Innocent Man Spent 30 Years in Prison, Died a Year After His Release. Now the State Might Finally Pay
Louisiana denied modest financial compensation to Glenn Ford because he couldn't prove his "factual innocence."
In 2014, Glenn Ford walked out of prison
after spending 30 years on death row for a murder he didn't commit, only to die of cancer a little more than a year later.
Louisiana law allows for exonerated ex-prisoners to receive compensation of up to $330,000 (which wouldn't even be all that much if it were a life insurance policy), but Ford was denied the right to collect what little money the state legally owed to him, because he could not prove he was "factually innocent."
That's right, you're innocent until proven guilty before a trial, but if falsely convicted AND exonerated in Louisiana, you must prove your innocence after the fact.
The man who put Ford on death row, former Caddo Parish prosecutor A.M. "Marty" Stroud III, wrote in an a letter to the Shreveport Times last year that during the trial, "I was arrogant, judgmental, narcissistic and very full of myself.
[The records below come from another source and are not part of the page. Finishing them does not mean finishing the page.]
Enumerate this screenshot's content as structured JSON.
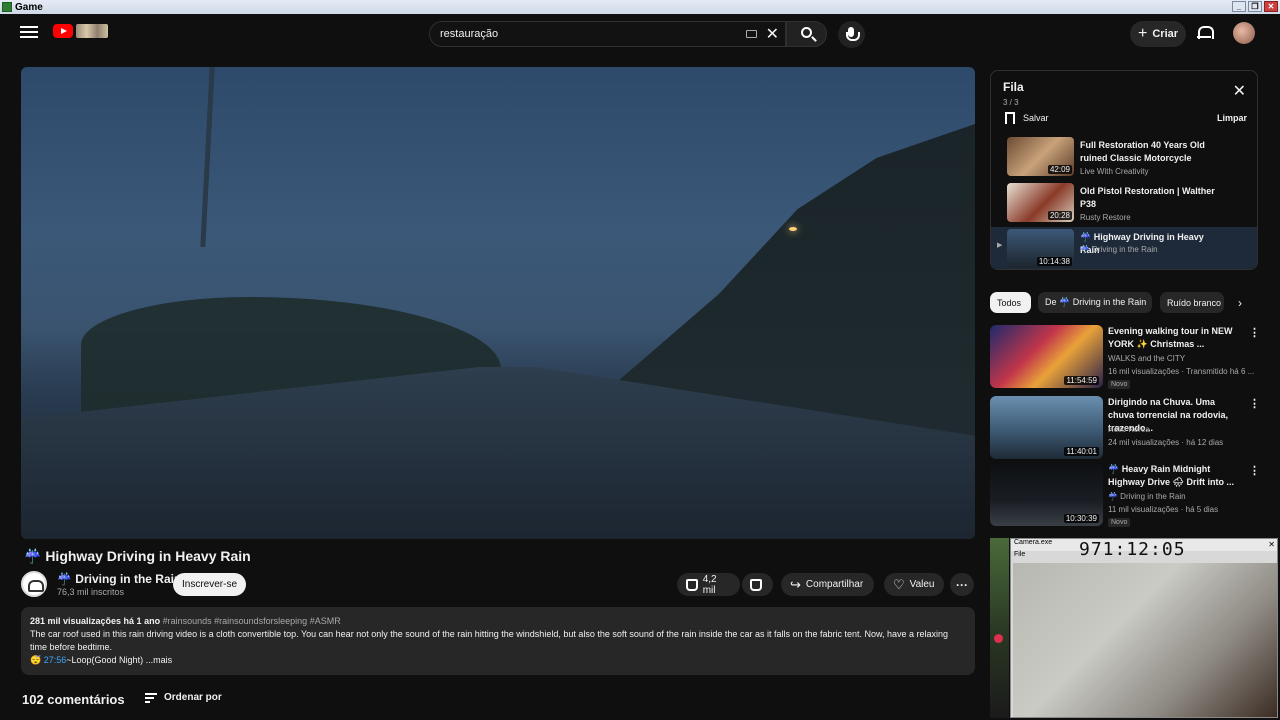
{
  "window": {
    "title": "Game",
    "buttons": [
      "_",
      "❐",
      "✕"
    ]
  },
  "header": {
    "search_value": "restauração",
    "create_label": "Criar"
  },
  "video": {
    "title": "☔ Highway Driving in Heavy Rain",
    "channel": "☔ Driving in the Rain",
    "subscribers": "76,3 mil inscritos",
    "subscribe_label": "Inscrever-se",
    "likes": "4,2 mil",
    "share_label": "Compartilhar",
    "thanks_label": "Valeu",
    "more_label": "···"
  },
  "description": {
    "stats": "281 mil visualizações  há 1 ano",
    "tags": "#rainsounds #rainsoundsforsleeping #ASMR",
    "text": "The car roof used in this rain driving video is a cloth convertible top. You can hear not only the sound of the rain hitting the windshield, but also the soft sound of the rain inside the car as it falls on the fabric tent. Now, have a relaxing time before bedtime.",
    "timestamp": "27:56",
    "chapter": "~Loop(Good Night)",
    "more": "...mais"
  },
  "comments": {
    "count_label": "102 comentários",
    "sort_label": "Ordenar por"
  },
  "queue": {
    "title": "Fila",
    "count": "3 / 3",
    "save_label": "Salvar",
    "clear_label": "Limpar",
    "items": [
      {
        "title": "Full Restoration 40 Years Old ruined Classic Motorcycle",
        "channel": "Live With Creativity",
        "duration": "42:09"
      },
      {
        "title": "Old Pistol Restoration | Walther P38",
        "channel": "Rusty Restore",
        "duration": "20:28"
      },
      {
        "title": "☔ Highway Driving in Heavy Rain",
        "channel": "☔ Driving in the Rain",
        "duration": "10:14:38",
        "playing_mark": "▶"
      }
    ]
  },
  "chips": [
    "Todos",
    "De ☔ Driving in the Rain",
    "Ruído branco"
  ],
  "recommendations": [
    {
      "title": "Evening walking tour in NEW YORK ✨ Christmas ...",
      "channel": "WALKS and the CITY",
      "meta": "16 mil visualizações · Transmitido há 6 ...",
      "duration": "11:54:59",
      "badge": "Novo"
    },
    {
      "title": "Dirigindo na Chuva. Uma chuva torrencial na rodovia, trazendo...",
      "channel": "Hello Korea",
      "meta": "24 mil visualizações · há 12 dias",
      "duration": "11:40:01",
      "badge": ""
    },
    {
      "title": "☔ Heavy Rain Midnight Highway Drive 🌧 Drift into ...",
      "channel": "☔ Driving in the Rain",
      "meta": "11 mil visualizações · há 5 dias",
      "duration": "10:30:39",
      "badge": "Novo"
    }
  ],
  "overlay": {
    "app_title": "Camera.exe",
    "timer": "971:12:05",
    "menu": "File"
  },
  "colors": {
    "accent": "#3ea6ff",
    "brand": "#ff0000",
    "background": "#0f0f0f"
  }
}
I was not as interested in justice as I was in winning."
Stroud says he relied on "junk science" in prosecuting Ford, and that after learning of the results of a 2013 investigation into the murder in question, he believed Ford likely shouldn't have even been arrested at all. Stroud pleaded for Ford's forgiveness, begged the state to do the right thing by compensating him in full, and even repudiated the death penalty itself.
Ford is gone now, but there's new hope that his family may yet enjoy some justice. The News Star reports:
State Rep. Cedric Glover has filed a bill that would provide compensation to the family of the late Glenn Ford, who was released from prison after serving 30 years on death row after being wrongly convicted of a Shreveport murder.
Glover, who is on his second stint as a state legislator after serving as mayor of Shreveport, told Gannett Louisiana:
I couldn't in good conscience return to this body and not try to address what I believe is a grave injustice and a misinterpretation of the law.
Most reasonable folks find it an injustice that he and his family wouldn't qualify for this compensation…It's something highly regrettable, and it's incumbent on me to step forward and offer a legislative remedy.
It's absolutely tragic and preposterous that all a person whose life was stolen from them is entitled to is $330,000. But if Glover's bill passes, at least Ford's family can take heart that the state paid, however pathetically, for the crime it committed against their departed loved one.